- [What the task requires]
Output all records precisely as written.

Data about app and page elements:

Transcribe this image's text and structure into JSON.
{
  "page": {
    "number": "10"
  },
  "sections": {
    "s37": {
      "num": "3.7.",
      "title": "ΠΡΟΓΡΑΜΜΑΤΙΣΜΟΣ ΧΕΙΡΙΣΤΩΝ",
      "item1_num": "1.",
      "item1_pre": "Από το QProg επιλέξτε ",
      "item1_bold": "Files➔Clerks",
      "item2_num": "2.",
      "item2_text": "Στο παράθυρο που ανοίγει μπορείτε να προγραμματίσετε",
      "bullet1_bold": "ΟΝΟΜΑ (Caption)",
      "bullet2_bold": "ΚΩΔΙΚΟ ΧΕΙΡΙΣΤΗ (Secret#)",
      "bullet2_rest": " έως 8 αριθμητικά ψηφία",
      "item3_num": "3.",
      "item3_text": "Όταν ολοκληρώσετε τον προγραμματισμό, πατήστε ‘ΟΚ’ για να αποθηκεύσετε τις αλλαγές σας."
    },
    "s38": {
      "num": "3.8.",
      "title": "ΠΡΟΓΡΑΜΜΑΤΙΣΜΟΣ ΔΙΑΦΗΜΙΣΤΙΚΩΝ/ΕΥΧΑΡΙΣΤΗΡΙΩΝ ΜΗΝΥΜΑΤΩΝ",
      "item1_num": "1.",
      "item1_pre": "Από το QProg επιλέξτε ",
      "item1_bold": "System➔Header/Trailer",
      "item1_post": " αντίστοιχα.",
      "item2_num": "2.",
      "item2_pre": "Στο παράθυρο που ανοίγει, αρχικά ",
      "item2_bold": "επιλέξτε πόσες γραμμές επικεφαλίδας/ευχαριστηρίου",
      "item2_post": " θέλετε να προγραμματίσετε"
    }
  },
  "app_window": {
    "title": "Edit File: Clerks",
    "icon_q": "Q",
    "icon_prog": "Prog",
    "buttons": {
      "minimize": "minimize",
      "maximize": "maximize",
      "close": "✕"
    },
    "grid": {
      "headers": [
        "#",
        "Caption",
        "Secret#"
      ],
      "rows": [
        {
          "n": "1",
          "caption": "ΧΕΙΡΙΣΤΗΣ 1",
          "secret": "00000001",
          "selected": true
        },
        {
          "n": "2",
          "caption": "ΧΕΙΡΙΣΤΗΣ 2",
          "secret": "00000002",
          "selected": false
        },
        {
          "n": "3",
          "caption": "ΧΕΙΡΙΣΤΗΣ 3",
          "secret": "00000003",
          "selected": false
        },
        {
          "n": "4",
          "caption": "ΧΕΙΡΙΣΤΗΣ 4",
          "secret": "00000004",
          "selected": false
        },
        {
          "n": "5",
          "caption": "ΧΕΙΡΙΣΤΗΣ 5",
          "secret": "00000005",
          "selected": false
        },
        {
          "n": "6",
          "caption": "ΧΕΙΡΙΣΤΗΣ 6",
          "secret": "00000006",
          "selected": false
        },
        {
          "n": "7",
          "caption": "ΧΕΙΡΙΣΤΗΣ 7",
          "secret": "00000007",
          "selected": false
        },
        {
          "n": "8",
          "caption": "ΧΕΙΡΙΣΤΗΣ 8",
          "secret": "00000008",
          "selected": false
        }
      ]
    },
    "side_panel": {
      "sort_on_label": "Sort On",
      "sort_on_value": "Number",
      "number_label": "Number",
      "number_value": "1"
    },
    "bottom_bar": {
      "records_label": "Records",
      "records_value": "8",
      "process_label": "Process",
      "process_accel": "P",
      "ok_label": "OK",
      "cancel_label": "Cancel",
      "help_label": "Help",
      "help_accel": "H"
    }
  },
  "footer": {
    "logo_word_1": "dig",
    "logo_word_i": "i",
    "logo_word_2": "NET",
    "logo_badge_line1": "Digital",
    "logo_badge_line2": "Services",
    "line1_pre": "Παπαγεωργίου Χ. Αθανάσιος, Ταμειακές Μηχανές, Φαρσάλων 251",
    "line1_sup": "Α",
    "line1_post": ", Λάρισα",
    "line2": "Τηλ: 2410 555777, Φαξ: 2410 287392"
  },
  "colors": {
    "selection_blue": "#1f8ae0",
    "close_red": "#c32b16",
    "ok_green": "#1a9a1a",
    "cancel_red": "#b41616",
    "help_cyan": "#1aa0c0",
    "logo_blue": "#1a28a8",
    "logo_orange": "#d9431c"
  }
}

- [Solution to the exercise]
Transcribe this image's text and structure into JSON.
{
  "page": {
    "number": "10"
  },
  "sections": {
    "s37": {
      "num": "3.7.",
      "title": "ΠΡΟΓΡΑΜΜΑΤΙΣΜΟΣ ΧΕΙΡΙΣΤΩΝ",
      "item1_num": "1.",
      "item1_pre": "Από το QProg επιλέξτε ",
      "item1_bold": "Files➔Clerks",
      "item2_num": "2.",
      "item2_text": "Στο παράθυρο που ανοίγει μπορείτε να προγραμματίσετε",
      "bullet1_bold": "ΟΝΟΜΑ (Caption)",
      "bullet2_bold": "ΚΩΔΙΚΟ ΧΕΙΡΙΣΤΗ (Secret#)",
      "bullet2_rest": " έως 8 αριθμητικά ψηφία",
      "item3_num": "3.",
      "item3_text": "Όταν ολοκληρώσετε τον προγραμματισμό, πατήστε ‘ΟΚ’ για να αποθηκεύσετε τις αλλαγές σας."
    },
    "s38": {
      "num": "3.8.",
      "title": "ΠΡΟΓΡΑΜΜΑΤΙΣΜΟΣ ΔΙΑΦΗΜΙΣΤΙΚΩΝ/ΕΥΧΑΡΙΣΤΗΡΙΩΝ ΜΗΝΥΜΑΤΩΝ",
      "item1_num": "1.",
      "item1_pre": "Από το QProg επιλέξτε ",
      "item1_bold": "System➔Header/Trailer",
      "item1_post": " αντίστοιχα.",
      "item2_num": "2.",
      "item2_pre": "Στο παράθυρο που ανοίγει, αρχικά ",
      "item2_bold": "επιλέξτε πόσες γραμμές επικεφαλίδας/ευχαριστηρίου",
      "item2_post": " θέλετε να προγραμματίσετε"
    }
  },
  "app_window": {
    "title": "Edit File: Clerks",
    "icon_q": "Q",
    "icon_prog": "Prog",
    "buttons": {
      "minimize": "minimize",
      "maximize": "maximize",
      "close": "✕"
    },
    "grid": {
      "headers": [
        "#",
        "Caption",
        "Secret#"
      ],
      "rows": [
        {
          "n": "1",
          "caption": "ΧΕΙΡΙΣΤΗΣ 1",
          "secret": "00000001",
          "selected": true
        },
        {
          "n": "2",
          "caption": "ΧΕΙΡΙΣΤΗΣ 2",
          "secret": "00000002",
          "selected": false
        },
        {
          "n": "3",
          "caption": "ΧΕΙΡΙΣΤΗΣ 3",
          "secret": "00000003",
          "selected": false
        },
        {
          "n": "4",
          "caption": "ΧΕΙΡΙΣΤΗΣ 4",
          "secret": "00000004",
          "selected": false
        },
        {
          "n": "5",
          "caption": "ΧΕΙΡΙΣΤΗΣ 5",
          "secret": "00000005",
          "selected": false
        },
        {
          "n": "6",
          "caption": "ΧΕΙΡΙΣΤΗΣ 6",
          "secret": "00000006",
          "selected": false
        },
        {
          "n": "7",
          "caption": "ΧΕΙΡΙΣΤΗΣ 7",
          "secret": "00000007",
          "selected": false
        },
        {
          "n": "8",
          "caption": "ΧΕΙΡΙΣΤΗΣ 8",
          "secret": "00000008",
          "selected": false
        }
      ]
    },
    "side_panel": {
      "sort_on_label": "Sort On",
      "sort_on_value": "Number",
      "number_label": "Number",
      "number_value": "1"
    },
    "bottom_bar": {
      "records_label": "Records",
      "records_value": "8",
      "process_label": "Process",
      "process_accel": "P",
      "ok_label": "OK",
      "cancel_label": "Cancel",
      "help_label": "Help",
      "help_accel": "H"
    }
  },
  "footer": {
    "logo_word_1": "dig",
    "logo_word_i": "i",
    "logo_word_2": "NET",
    "logo_badge_line1": "Digital",
    "logo_badge_line2": "Services",
    "line1_pre": "Παπαγεωργίου Χ. Αθανάσιος, Ταμειακές Μηχανές, Φαρσάλων 251",
    "line1_sup": "Α",
    "line1_post": ", Λάρισα",
    "line2": "Τηλ: 2410 555777, Φαξ: 2410 287392"
  },
  "colors": {
    "selection_blue": "#1f8ae0",
    "close_red": "#c32b16",
    "ok_green": "#1a9a1a",
    "cancel_red": "#b41616",
    "help_cyan": "#1aa0c0",
    "logo_blue": "#1a28a8",
    "logo_orange": "#d9431c"
  }
}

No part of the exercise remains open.